Once escaped from “Hellstead Manor,” we entered “The Wretched Woods,” an entirely outdoor walking trail set in the dense forest surrounding the property. From a design standpoint, outdoor walking trails are challenging to master because you cannot control the elements and always need to be aware of “space.” Instead of purchasing large animatronics and producing the attraction, “The Wretched Woods” is realistic, relying heavily on the unknown, disturbing moments, and the environment to generate scares. Being lost in the dense, ominous forest and taunted by clearly evil, possessed beings often unseen creates a constant unsettling sense of paranoia. The demonic creatures or hillbillies that live along the trail are almost impossible to see and do a fantastic job of using paranoia to their advantage. Creatively, realism once again dominates the presence, as everything is custom built from costume design to each prop and set. Disturbing, simple imagery and lighting augment the already eerie atmosphere of the dark forest; for example, early on, you’ll see the hanging of little, tiny, almost like voodoo dolls, but they’re not. These hanging figurines are fashioned out of a stick, representing wood figurines. Scenes get more disturbing but never venture out of the realm of reality; guests will encounter a scene of human sacrifice, a person who is impaled by multiple arrows, distracting from the blinding light that hides “the protectors” of the woods, and more often than not it is impossible to discern reality from fiction. “The Wretched Woods” thrives on mind-games, spawning psychological horror.
Not all of the trail is “psychological” and there are theatrical elements. For example, a hillbilly family found midpoint through the trail may seem “normal” in the haunted attraction industry as a typical theme. However, “The Wretched Woods” is designed to scare, and this family is disturbing, and an encounter with one of the family’s children is absolutely mortifying. “The Wretched Woods” is possessed by such dark characters and a realistic design that chills the spine yet never goes overboard with gore or larger than life scenes. The ambiance of the ever-present, growing fear is mastered by this attraction and with additional actors and a more robust, more defined “finale.”
The Final Word
Hellstead Manor (and “The Wretched Woods”) has improved its entire show from previous seasons, focusing on realism, creating a dark, gritty experience that relies heavily on psychological fear to build constant tension and genuine apprehension of the unknown.
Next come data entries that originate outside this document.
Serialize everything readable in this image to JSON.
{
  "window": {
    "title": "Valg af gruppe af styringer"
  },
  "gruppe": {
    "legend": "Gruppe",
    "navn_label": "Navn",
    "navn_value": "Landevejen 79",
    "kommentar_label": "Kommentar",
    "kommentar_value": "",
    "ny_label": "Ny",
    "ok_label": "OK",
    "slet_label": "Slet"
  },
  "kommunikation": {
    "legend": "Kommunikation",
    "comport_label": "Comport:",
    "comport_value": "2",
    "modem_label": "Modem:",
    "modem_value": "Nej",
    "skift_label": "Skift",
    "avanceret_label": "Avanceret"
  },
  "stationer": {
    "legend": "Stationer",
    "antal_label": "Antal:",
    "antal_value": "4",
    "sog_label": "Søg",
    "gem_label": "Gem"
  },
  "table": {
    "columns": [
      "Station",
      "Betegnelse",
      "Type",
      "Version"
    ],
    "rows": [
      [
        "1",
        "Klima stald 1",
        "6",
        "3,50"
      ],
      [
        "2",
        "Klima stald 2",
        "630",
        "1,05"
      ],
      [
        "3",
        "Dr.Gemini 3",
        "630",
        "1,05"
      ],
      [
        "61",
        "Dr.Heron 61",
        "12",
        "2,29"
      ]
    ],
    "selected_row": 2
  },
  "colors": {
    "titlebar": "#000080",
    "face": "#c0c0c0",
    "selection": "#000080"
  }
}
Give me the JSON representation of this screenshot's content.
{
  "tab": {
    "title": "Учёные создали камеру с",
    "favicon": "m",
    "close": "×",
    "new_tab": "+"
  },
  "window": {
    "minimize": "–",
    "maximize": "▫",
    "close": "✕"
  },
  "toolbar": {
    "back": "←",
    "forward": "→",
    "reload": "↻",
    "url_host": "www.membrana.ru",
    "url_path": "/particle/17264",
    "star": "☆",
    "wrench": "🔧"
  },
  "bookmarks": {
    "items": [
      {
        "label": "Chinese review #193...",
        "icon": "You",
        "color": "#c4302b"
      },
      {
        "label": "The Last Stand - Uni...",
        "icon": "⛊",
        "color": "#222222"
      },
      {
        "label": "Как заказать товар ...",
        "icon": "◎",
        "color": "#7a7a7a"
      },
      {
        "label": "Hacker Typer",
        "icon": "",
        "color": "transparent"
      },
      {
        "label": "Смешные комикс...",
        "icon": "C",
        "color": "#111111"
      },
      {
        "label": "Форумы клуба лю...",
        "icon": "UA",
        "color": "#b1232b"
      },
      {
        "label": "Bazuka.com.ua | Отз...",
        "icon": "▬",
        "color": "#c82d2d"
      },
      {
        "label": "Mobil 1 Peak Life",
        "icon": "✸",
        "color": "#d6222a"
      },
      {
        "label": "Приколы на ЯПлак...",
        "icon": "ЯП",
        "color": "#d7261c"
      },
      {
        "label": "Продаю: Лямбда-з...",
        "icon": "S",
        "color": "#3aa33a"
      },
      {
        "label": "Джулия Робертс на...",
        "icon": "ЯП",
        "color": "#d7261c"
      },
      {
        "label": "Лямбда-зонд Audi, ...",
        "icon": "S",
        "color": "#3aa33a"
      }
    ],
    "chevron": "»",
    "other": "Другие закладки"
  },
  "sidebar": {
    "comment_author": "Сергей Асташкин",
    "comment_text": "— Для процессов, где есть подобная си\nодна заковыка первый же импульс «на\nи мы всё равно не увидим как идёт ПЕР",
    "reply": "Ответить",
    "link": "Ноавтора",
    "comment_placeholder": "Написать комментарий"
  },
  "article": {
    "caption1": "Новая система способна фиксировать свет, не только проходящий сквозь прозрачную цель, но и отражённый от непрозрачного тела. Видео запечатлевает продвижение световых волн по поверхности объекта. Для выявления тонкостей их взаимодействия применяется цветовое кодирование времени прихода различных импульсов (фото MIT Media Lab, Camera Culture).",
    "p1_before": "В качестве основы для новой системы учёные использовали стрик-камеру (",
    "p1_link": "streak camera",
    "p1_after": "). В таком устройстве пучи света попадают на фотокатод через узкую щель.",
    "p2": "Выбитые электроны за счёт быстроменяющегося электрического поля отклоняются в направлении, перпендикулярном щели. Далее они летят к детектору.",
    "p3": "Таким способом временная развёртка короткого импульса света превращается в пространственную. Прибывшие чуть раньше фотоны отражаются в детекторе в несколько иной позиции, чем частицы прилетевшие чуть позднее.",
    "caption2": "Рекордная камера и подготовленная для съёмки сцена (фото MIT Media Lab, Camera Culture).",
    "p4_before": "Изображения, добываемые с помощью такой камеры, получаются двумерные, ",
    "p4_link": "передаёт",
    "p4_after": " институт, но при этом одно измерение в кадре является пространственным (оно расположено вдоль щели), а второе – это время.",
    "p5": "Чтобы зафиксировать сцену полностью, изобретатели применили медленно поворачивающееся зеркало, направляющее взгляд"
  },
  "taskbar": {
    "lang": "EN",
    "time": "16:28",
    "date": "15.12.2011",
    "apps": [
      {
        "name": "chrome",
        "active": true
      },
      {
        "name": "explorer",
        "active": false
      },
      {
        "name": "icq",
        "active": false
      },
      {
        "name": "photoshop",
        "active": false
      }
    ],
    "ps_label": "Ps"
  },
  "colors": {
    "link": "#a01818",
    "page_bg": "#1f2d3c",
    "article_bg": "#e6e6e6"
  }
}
For the most part, realism and actors did a great job of using their environments to scare augmented the already impressively designed scenes and outdoor sets featured by this attraction. A lengthy journey, Hellstead Manor has abandoned its more “theatrical” storyline and, in its place, is realistic yet surreal and focused on scaring and disturbing each visitor brave enough to visit!